On August 11th, Netflix released their new original series "Atypical" about an 18-year-old boy on the autism spectrum named Sam. If you don't know what autism is, it is a mental condition that is characterized by difficulty in communicating and forming relationships with others and in using language and abstract concepts. Obsessive interests and repetitive behaviors are common symptoms of Autism Spectrum Disorder.

In the show, Sam has decided that he is ready to start dating. In order to do so, he has to become more independent with the help of his family and his therapist, Julia. This spirals into a new territory for his family and pushes them to explore what it means to be "normal."


While watching the show, I had realized that there was no other show that related to my life better. Coincidentally, I have a 17-year-old brother named Sam who has ASD. Now, he is minimally verbal compared to the Sam on "Atypical," but there are so many similarities between their behaviors.

My brother will probably never be able to date or live on his own like Sam on "Atypical," but seeing the way that the show portrayed autism made me feel like someone finally understood it. Sam's character says that when he was frustrated he used to "yell and hit himself in the head repeatedly." This is a common characteristic in ASD and I see my brother do it all the time. It was also very reminiscent of my own brother's breakdowns when I saw how Sam was so overwhelmed and upset that he broke down in the middle of a public bus.

It was also strange seeing the similarities between the family members with the rest of my family. Not only do the parents eerily resemble my parents in the looks department, but their relationship reminds me a lot of my parents as well. In the show, Elsa and Doug try their best to co-parent a child with autism and you see the effects it has on them. Elsa is constantly on edge and Doug struggles with trying to relate and build a relationship with Sam.

It is also revealed that when Sam was young, Doug left the family for eight months due to his difficulties in understanding Sam's condition before returning back to the family and working to improve. While my father never left us, this same thing was a major reason for my parents getting a divorce when I was young. And just like in the show, they eventually got back together and have improved together.

"Atypical" also features Sam's sister Casey who shows us the challenges of being a sibling to someone with ASD and in her own right is a badass character. Early in the show, she sticks up for a girl getting bullied by punching the mean girl. While I've never punched anyone, I can attest to the fact that growing up witnessing people make fun of your sibling with ASD teaches you to stick up for those who can't always do it themselves.
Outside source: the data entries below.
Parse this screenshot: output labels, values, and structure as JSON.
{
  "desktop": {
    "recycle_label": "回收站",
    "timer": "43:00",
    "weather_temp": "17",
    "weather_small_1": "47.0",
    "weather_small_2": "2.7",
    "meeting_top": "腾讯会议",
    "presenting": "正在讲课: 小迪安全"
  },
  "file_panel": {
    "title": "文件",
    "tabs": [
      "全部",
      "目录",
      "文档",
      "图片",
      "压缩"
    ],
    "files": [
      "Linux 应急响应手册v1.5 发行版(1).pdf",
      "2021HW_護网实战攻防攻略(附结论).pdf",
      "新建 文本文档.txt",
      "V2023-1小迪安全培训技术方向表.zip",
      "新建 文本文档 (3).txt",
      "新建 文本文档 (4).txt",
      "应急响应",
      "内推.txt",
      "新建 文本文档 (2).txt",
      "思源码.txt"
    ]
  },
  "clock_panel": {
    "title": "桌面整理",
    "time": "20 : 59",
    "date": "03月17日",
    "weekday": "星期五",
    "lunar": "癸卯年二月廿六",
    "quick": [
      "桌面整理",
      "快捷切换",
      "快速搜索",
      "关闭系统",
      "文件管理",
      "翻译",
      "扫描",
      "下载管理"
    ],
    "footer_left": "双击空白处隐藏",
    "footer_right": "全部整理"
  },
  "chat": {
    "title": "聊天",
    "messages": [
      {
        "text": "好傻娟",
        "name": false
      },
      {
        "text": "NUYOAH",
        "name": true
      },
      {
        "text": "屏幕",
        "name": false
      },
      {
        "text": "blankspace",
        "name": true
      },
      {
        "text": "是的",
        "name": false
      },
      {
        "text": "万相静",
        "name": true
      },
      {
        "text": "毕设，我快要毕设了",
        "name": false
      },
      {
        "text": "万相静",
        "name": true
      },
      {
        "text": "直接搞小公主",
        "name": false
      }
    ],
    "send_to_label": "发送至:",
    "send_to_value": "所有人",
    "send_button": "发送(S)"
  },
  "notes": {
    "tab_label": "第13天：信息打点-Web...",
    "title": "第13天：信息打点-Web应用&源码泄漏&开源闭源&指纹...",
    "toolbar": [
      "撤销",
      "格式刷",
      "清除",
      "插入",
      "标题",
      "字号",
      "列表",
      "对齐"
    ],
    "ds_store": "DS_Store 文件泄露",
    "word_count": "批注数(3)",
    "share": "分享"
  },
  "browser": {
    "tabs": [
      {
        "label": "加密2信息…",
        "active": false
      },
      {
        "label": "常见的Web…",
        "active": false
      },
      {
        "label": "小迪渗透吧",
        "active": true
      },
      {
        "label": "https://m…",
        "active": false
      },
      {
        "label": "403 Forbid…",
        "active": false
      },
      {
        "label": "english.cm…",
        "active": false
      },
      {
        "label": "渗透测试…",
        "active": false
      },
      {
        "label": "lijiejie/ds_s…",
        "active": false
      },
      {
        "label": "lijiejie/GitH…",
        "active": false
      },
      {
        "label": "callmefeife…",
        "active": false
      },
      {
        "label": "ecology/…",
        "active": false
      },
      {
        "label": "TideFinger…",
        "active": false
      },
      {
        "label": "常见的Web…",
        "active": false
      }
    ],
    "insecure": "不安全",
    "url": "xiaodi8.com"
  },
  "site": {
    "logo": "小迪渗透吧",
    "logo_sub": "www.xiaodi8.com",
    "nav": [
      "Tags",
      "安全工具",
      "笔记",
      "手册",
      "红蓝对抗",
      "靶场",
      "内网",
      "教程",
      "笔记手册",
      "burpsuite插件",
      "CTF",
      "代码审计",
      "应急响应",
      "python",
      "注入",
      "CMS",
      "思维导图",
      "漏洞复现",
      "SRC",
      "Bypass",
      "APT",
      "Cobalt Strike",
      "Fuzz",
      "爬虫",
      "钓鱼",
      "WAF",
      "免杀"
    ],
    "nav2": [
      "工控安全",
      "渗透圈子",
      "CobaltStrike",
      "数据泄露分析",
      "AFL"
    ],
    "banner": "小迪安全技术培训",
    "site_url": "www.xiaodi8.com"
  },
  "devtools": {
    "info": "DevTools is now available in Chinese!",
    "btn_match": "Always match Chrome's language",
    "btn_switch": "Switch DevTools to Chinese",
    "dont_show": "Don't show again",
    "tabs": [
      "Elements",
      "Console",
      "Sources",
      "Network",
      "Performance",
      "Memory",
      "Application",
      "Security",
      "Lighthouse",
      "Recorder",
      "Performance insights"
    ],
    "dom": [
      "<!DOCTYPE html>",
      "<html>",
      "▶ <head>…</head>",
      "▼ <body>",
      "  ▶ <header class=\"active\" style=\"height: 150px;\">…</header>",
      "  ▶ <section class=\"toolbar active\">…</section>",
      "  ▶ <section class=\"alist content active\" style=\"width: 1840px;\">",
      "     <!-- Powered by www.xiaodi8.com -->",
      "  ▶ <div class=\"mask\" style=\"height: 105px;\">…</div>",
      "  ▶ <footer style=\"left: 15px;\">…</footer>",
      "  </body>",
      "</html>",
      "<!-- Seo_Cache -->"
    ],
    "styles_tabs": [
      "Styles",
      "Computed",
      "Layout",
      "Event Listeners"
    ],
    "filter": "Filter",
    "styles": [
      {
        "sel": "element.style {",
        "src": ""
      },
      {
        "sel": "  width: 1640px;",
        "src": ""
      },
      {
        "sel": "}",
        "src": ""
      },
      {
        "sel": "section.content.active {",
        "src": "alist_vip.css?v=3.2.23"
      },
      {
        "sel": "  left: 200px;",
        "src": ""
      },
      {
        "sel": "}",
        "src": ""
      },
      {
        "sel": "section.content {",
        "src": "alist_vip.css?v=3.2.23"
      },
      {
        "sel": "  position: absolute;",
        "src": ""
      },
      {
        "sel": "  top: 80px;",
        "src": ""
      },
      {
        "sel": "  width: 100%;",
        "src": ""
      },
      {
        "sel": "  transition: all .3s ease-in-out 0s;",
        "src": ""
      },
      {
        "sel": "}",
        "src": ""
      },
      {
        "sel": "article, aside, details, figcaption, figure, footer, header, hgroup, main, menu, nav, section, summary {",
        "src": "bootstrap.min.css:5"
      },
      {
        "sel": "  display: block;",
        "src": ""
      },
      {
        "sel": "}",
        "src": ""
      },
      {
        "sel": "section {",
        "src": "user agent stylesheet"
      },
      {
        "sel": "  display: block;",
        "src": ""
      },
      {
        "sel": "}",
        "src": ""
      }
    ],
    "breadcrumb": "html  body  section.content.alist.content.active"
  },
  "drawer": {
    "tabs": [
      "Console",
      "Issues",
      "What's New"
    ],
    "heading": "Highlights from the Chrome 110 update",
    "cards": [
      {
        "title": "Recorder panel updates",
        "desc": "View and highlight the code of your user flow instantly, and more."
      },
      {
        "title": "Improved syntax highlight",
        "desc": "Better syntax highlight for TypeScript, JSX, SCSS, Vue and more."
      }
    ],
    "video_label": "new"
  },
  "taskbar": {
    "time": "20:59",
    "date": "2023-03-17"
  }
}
But I do admit, that I am jealous of the relationship Casey gets to have with her brother. Sam falls somewhere in the higher-functioning range of Asperger's Syndrome whereas my brother is pretty much as severe as autism can get, meaning he doesn't have use of a full vocabulary and he doesn't always understand things just because we tell him that's how it is. Casey at least gets to have full conversations with her brother and joke around with him as if he were neurotypical.

I'm not trying to say at all that I wish my brother were neurotypical. In many ways, I think it has taught my family so many things and made us grow for the better. But I also can't help but wonder how my parent's relationship, my other brother's relationship and my relationship would be with him if he didn't have it.

What I love so much about "Atypical" is that it isn't just a show that is meant to teach you about Autism. It shows you how to interact with those on the spectrum, those with family members on the spectrum and just how to be a better person. It's honest and it's funny and it's challenging. And it's real.